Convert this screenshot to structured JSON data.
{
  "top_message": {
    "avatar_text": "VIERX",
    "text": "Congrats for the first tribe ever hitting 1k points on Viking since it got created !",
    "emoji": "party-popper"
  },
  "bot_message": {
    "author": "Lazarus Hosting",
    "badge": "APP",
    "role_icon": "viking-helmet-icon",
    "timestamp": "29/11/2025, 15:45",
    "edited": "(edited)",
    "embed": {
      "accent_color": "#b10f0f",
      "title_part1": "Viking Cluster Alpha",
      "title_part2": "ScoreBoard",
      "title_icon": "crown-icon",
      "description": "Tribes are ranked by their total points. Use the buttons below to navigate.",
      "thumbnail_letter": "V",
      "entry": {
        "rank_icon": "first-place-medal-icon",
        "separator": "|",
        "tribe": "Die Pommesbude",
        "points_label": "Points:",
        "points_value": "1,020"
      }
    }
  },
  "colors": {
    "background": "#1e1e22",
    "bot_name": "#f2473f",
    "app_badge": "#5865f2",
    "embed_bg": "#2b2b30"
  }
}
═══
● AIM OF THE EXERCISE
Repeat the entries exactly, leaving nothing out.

● ANSWER TO THE EXERCISE
Convert this screenshot to structured JSON data.
{
  "top_message": {
    "avatar_text": "VIERX",
    "text": "Congrats for the first tribe ever hitting 1k points on Viking since it got created !",
    "emoji": "party-popper"
  },
  "bot_message": {
    "author": "Lazarus Hosting",
    "badge": "APP",
    "role_icon": "viking-helmet-icon",
    "timestamp": "29/11/2025, 15:45",
    "edited": "(edited)",
    "embed": {
      "accent_color": "#b10f0f",
      "title_part1": "Viking Cluster Alpha",
      "title_part2": "ScoreBoard",
      "title_icon": "crown-icon",
      "description": "Tribes are ranked by their total points. Use the buttons below to navigate.",
      "thumbnail_letter": "V",
      "entry": {
        "rank_icon": "first-place-medal-icon",
        "separator": "|",
        "tribe": "Die Pommesbude",
        "points_label": "Points:",
        "points_value": "1,020"
      }
    }
  },
  "colors": {
    "background": "#1e1e22",
    "bot_name": "#f2473f",
    "app_badge": "#5865f2",
    "embed_bg": "#2b2b30"
  }
}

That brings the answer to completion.